BEIJING (CHINA DAILY/ASIA NEWS NETWORK) - On Saturday (Dec 23), North Korea released its decision to build the "Kangnam Economic Development Zone" in Pyongyang, where foreign investors will be offered preferential land and tax policies.
The construction of an economic development zone to attract foreign investment might be Pyongyang's way of signalling it wants to help restore peace on the volatile Korean Peninsula.
This should be seen as a welcome move, as in recent times tensions have risen sky-high on the peninsula, raising fears of even a nuclear war either due to North Korea's nuclear and missile tests or owing to the joint military drills of the United States and South Korea.
The peninsula has been caught in a vicious circle of the United Nations (and the US and some other countries) imposing stricter sanctions on North Korea as punishments for its continued nuclear and missile tests, and Pyongyang responding by conducting more such tests, apparently to thwart a military attack from the US.
A day before the North's announcement of its economic development zone, the UN Security Council unanimously passed a resolution to impose tighter sanctions on North Korea, which would reduce its exports and imports to the barest minimum and could cripple its economy.
But the resolution also reiterates that greater efforts should be made to prevent war, by intensifying talks to reduce tensions on the peninsula.

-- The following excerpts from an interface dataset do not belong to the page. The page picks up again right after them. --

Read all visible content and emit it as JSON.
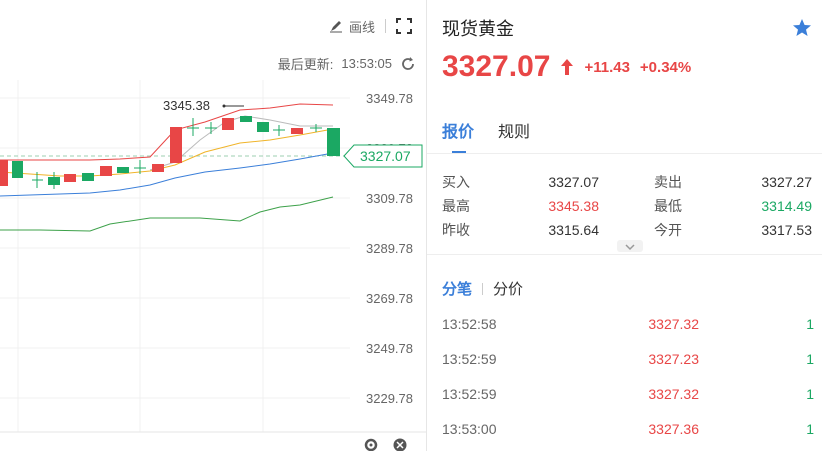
{
  "toolbar": {
    "draw_label": "画线"
  },
  "chart": {
    "last_update_label": "最后更新:",
    "last_update_time": "13:53:05",
    "y_ticks": [
      "3349.78",
      "3329.78",
      "3309.78",
      "3289.78",
      "3269.78",
      "3249.78",
      "3229.78"
    ],
    "current_price_tag": "3327.07",
    "high_annotation": "3345.38"
  },
  "instrument": {
    "title": "现货黄金",
    "price": "3327.07",
    "change": "+11.43",
    "change_pct": "+0.34%"
  },
  "tabs": [
    {
      "label": "报价",
      "active": true
    },
    {
      "label": "规则",
      "active": false
    }
  ],
  "quote": {
    "rows": [
      {
        "l1": "买入",
        "v1": "3327.07",
        "l2": "卖出",
        "v2": "3327.27"
      },
      {
        "l1": "最高",
        "v1": "3345.38",
        "l2": "最低",
        "v2": "3314.49"
      },
      {
        "l1": "昨收",
        "v1": "3315.64",
        "l2": "今开",
        "v2": "3317.53"
      }
    ]
  },
  "subtabs": [
    {
      "label": "分笔",
      "active": true
    },
    {
      "label": "分价",
      "active": false
    }
  ],
  "ticks": [
    {
      "time": "13:52:58",
      "price": "3327.32",
      "vol": "1"
    },
    {
      "time": "13:52:59",
      "price": "3327.23",
      "vol": "1"
    },
    {
      "time": "13:52:59",
      "price": "3327.32",
      "vol": "1"
    },
    {
      "time": "13:53:00",
      "price": "3327.36",
      "vol": "1"
    }
  ],
  "colors": {
    "up": "#e84646",
    "down": "#1ba863",
    "accent": "#3b7fd9"
  }
}
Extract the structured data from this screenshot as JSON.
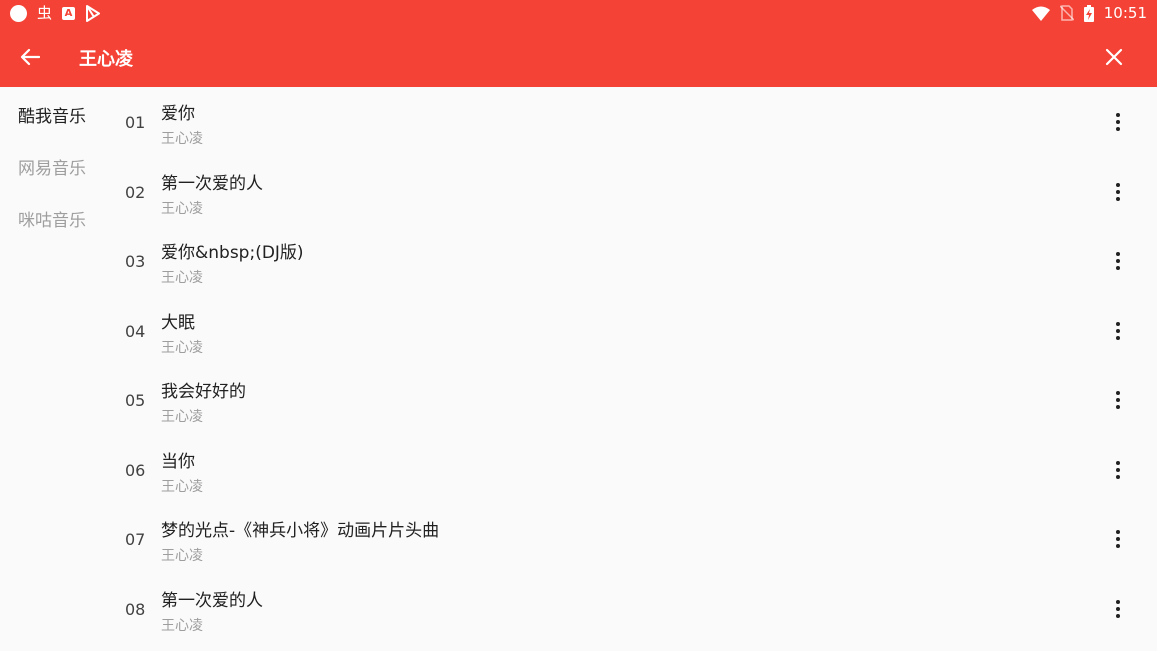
{
  "status": {
    "time": "10:51"
  },
  "header": {
    "title": "王心凌"
  },
  "sources": [
    {
      "label": "酷我音乐"
    },
    {
      "label": "网易音乐"
    },
    {
      "label": "咪咕音乐"
    }
  ],
  "songs": [
    {
      "num": "01",
      "name": "爱你",
      "artist": "王心凌"
    },
    {
      "num": "02",
      "name": "第一次爱的人",
      "artist": "王心凌"
    },
    {
      "num": "03",
      "name": "爱你&nbsp;(DJ版)",
      "artist": "王心凌"
    },
    {
      "num": "04",
      "name": "大眠",
      "artist": "王心凌"
    },
    {
      "num": "05",
      "name": "我会好好的",
      "artist": "王心凌"
    },
    {
      "num": "06",
      "name": "当你",
      "artist": "王心凌"
    },
    {
      "num": "07",
      "name": "梦的光点-《神兵小将》动画片片头曲",
      "artist": "王心凌"
    },
    {
      "num": "08",
      "name": "第一次爱的人",
      "artist": "王心凌"
    }
  ]
}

Since the international community wants a peaceful resolution to the crisis, it should regard Pyongyang's announcement to build an economic development zone as a positive gesture aimed at restoring peace on the peninsula.
It is also important that the international community sees North Korean leader Kim Jong Un's emphasis on the economic zone being part of Pyongyang's parallel goals of achieving economic and nuclear development as an attempt to enhance unity at home.

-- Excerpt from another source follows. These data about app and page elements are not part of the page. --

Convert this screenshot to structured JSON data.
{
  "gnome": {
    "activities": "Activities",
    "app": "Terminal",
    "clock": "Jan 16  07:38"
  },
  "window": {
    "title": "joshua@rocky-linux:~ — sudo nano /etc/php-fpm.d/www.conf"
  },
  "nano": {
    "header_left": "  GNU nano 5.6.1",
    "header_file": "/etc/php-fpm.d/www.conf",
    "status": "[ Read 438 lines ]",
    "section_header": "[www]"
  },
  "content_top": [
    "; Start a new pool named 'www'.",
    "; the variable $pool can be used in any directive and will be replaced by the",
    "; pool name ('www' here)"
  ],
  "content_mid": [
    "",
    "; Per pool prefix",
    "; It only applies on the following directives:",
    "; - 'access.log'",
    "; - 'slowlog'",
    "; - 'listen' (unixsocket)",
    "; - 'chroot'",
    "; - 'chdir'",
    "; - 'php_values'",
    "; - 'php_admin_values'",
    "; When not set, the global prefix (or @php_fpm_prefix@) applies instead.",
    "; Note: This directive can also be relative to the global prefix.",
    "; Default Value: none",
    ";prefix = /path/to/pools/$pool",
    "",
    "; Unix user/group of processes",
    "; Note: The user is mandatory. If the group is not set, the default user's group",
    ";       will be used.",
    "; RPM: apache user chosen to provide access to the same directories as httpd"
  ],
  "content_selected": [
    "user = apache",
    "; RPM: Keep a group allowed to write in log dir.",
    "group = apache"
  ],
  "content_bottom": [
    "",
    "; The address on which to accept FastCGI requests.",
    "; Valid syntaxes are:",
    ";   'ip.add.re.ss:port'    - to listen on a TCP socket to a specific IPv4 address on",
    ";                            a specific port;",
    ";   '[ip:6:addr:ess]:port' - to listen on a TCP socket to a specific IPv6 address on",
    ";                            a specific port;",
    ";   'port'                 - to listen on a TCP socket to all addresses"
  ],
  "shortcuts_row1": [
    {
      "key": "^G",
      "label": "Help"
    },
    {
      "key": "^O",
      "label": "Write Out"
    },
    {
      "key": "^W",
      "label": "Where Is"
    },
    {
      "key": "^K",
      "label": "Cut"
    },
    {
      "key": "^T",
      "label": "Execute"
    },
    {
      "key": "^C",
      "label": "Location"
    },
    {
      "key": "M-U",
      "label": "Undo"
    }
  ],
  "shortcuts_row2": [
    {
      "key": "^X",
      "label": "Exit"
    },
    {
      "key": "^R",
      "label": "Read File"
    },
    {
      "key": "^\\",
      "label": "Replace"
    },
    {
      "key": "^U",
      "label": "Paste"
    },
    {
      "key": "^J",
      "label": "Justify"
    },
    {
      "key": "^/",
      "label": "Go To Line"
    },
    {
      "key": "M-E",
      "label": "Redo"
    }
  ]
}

Because of the tightening sanctions, North Korea is facing a severe economic slowdown.
And if the North Korea's Korean Central News Agency said on Monday that the world has seen the rising power of the country, implying Pyongyang had become a nuclear power, it has also highlighted the importance of the economic development zone, saying it would strengthen North Korea's economy.
But the development of the economic zone will be anything but smooth.
UN Resolution 2397 caps the exports of refined petroleum products and crude oil to North Korea at 500,000 barrels and 4 million barrels a year, respectively. The resolution also imposes caps on the exports of food and agricultural products, machinery, electrical equipment, wood and vessels to North Korea.
Pyongyang plans to attract foreign companies engaged in the industrial, agricultural, high-tech and tourism sectors to participate in the economic development zone, but given the strict trade limitations imposed by the UN, it is difficult for North Korea to realise that goal.
The "Kangnam Economic Development Zone", however, is located in an area that has great potential, as its natural conditions are suitable for producing agricultural products and it has easy access to North Korea's largest steelworks, road network and largest port, which connects Pyongyang with the ports in other East Asian countries, including China and South Korea.
If Pyongyang takes serious measures to improve its relations with the international community, and succeeds in its efforts, it can turn the "Kangnam Economic Development Zone" into a strong engine for the economic growth of not only North Korea but also Northeast Asia as a whole.
But as of now, the prospects do not appear promising.
The author is a researcher at the Northeast Asia Studies Institute at Jilin Academy of Social Sciences. China Daily is a member of The Straits Times media partner Asia News Network, an alliance of 23 news media entities.